» Your assignment
Among the entries that follow, find the lines containing the string "true" and copy them.

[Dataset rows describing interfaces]
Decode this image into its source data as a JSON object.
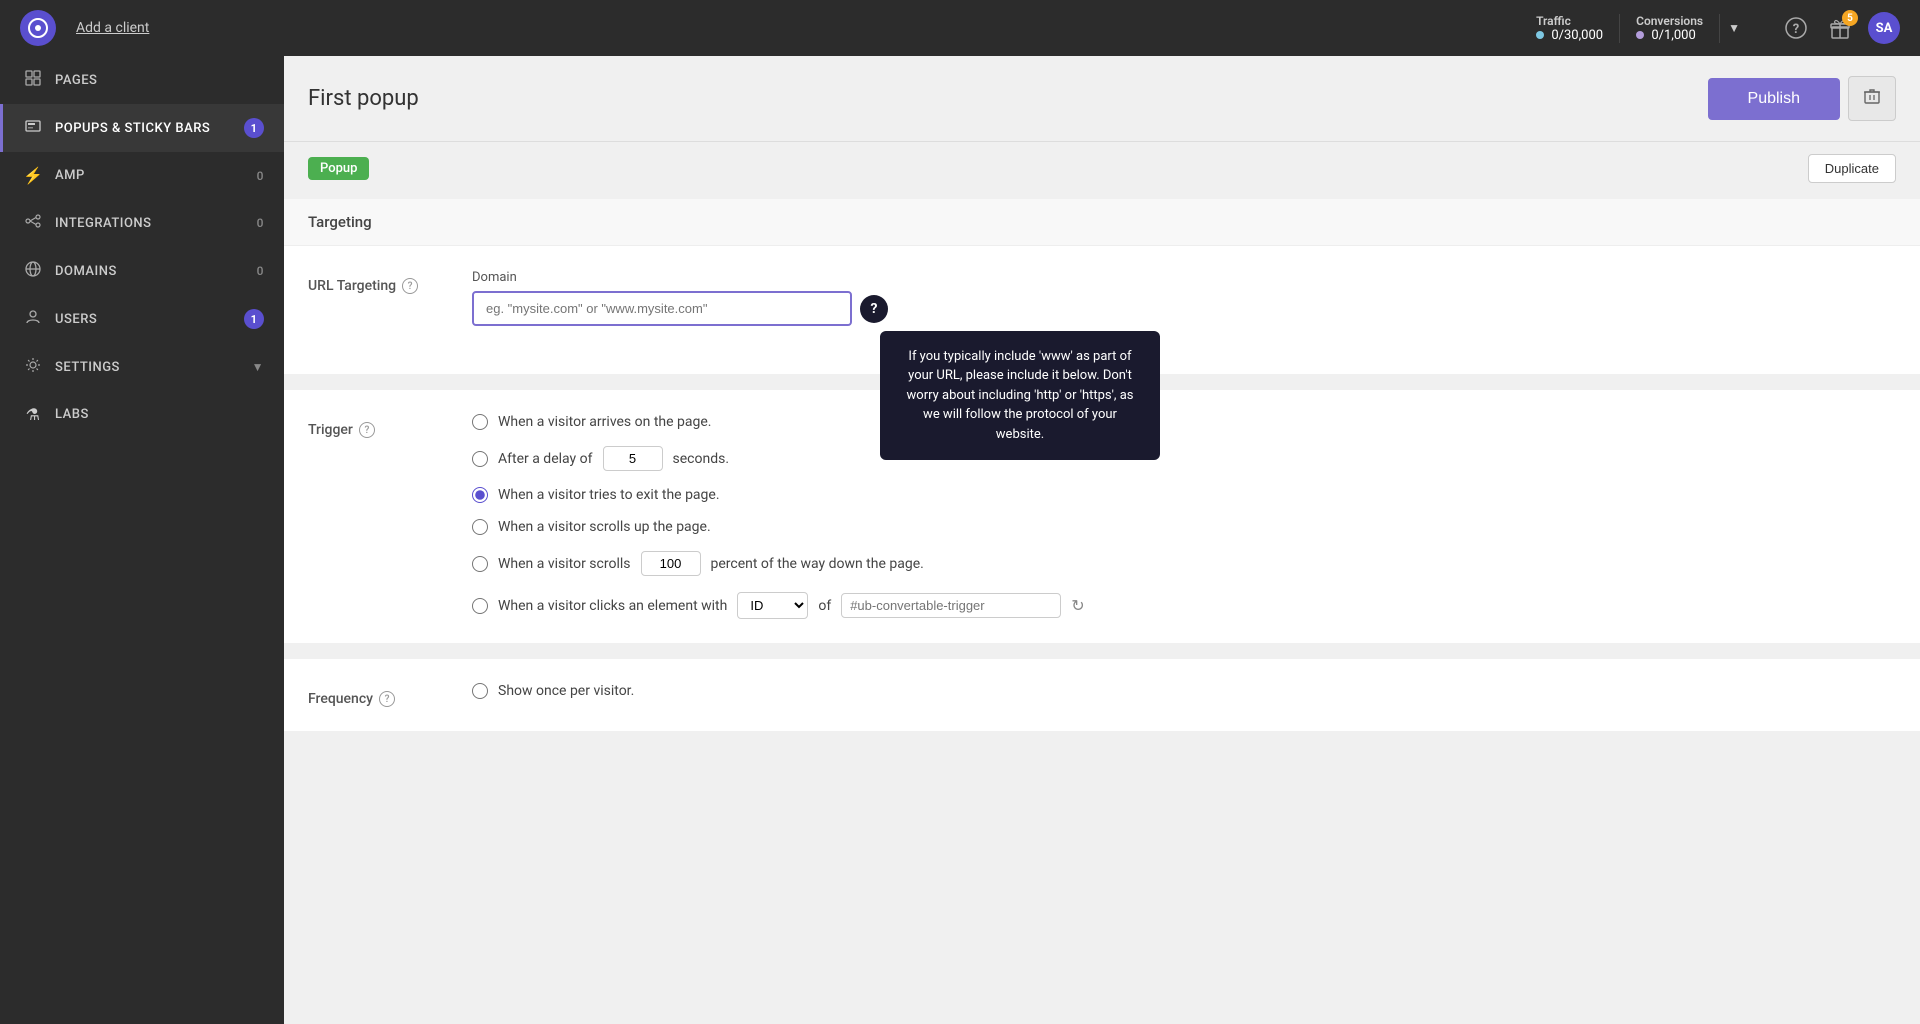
{
  "topbar": {
    "logo_text": "⊙",
    "add_client_label": "Add a client",
    "traffic": {
      "label": "Traffic",
      "value": "0/30,000",
      "dot_color": "#7ec8e3"
    },
    "conversions": {
      "label": "Conversions",
      "value": "0/1,000",
      "dot_color": "#b39ddb"
    },
    "gift_badge": "5",
    "avatar_text": "SA"
  },
  "sidebar": {
    "items": [
      {
        "id": "pages",
        "label": "PAGES",
        "icon": "▦",
        "badge": null
      },
      {
        "id": "popups",
        "label": "POPUPS & STICKY BARS",
        "icon": "◫",
        "badge": "1",
        "active": true
      },
      {
        "id": "amp",
        "label": "AMP",
        "icon": "⚡",
        "badge": "0"
      },
      {
        "id": "integrations",
        "label": "INTEGRATIONS",
        "icon": "✦",
        "badge": "0"
      },
      {
        "id": "domains",
        "label": "DOMAINS",
        "icon": "◎",
        "badge": "0"
      },
      {
        "id": "users",
        "label": "USERS",
        "icon": "👤",
        "badge": "1"
      },
      {
        "id": "settings",
        "label": "SETTINGS",
        "icon": "⚙",
        "badge": null,
        "has_chevron": true
      },
      {
        "id": "labs",
        "label": "LABS",
        "icon": "⚗",
        "badge": null
      }
    ]
  },
  "page": {
    "title": "First popup",
    "publish_label": "Publish",
    "delete_icon": "🗑",
    "popup_badge": "Popup",
    "duplicate_label": "Duplicate"
  },
  "targeting": {
    "section_title": "Targeting",
    "url_targeting": {
      "label": "URL Targeting",
      "domain_label": "Domain",
      "placeholder": "eg. \"mysite.com\" or \"www.mysite.com\"",
      "tooltip": "If you typically include 'www' as part of your URL, please include it below. Don't worry about including 'http' or 'https', as we will follow the protocol of your website."
    },
    "trigger": {
      "label": "Trigger",
      "options": [
        {
          "id": "arrives",
          "label": "When a visitor arrives on the page.",
          "selected": false
        },
        {
          "id": "delay",
          "label_prefix": "After a delay of",
          "label_suffix": "seconds.",
          "value": "5",
          "selected": false
        },
        {
          "id": "exit",
          "label": "When a visitor tries to exit the page.",
          "selected": true
        },
        {
          "id": "scrolls_up",
          "label": "When a visitor scrolls up the page.",
          "selected": false
        },
        {
          "id": "scrolls_down",
          "label_prefix": "When a visitor scrolls",
          "label_suffix": "percent of the way down the page.",
          "value": "100",
          "selected": false
        },
        {
          "id": "clicks",
          "label_prefix": "When a visitor clicks an element with",
          "select_value": "ID",
          "label_middle": "of",
          "input_placeholder": "#ub-convertable-trigger",
          "selected": false
        }
      ]
    },
    "frequency": {
      "label": "Frequency",
      "options": [
        {
          "id": "once",
          "label": "Show once per visitor.",
          "selected": false
        }
      ]
    }
  }
}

» Written answer
        "active": true
        "has_chevron": true
          "selected": true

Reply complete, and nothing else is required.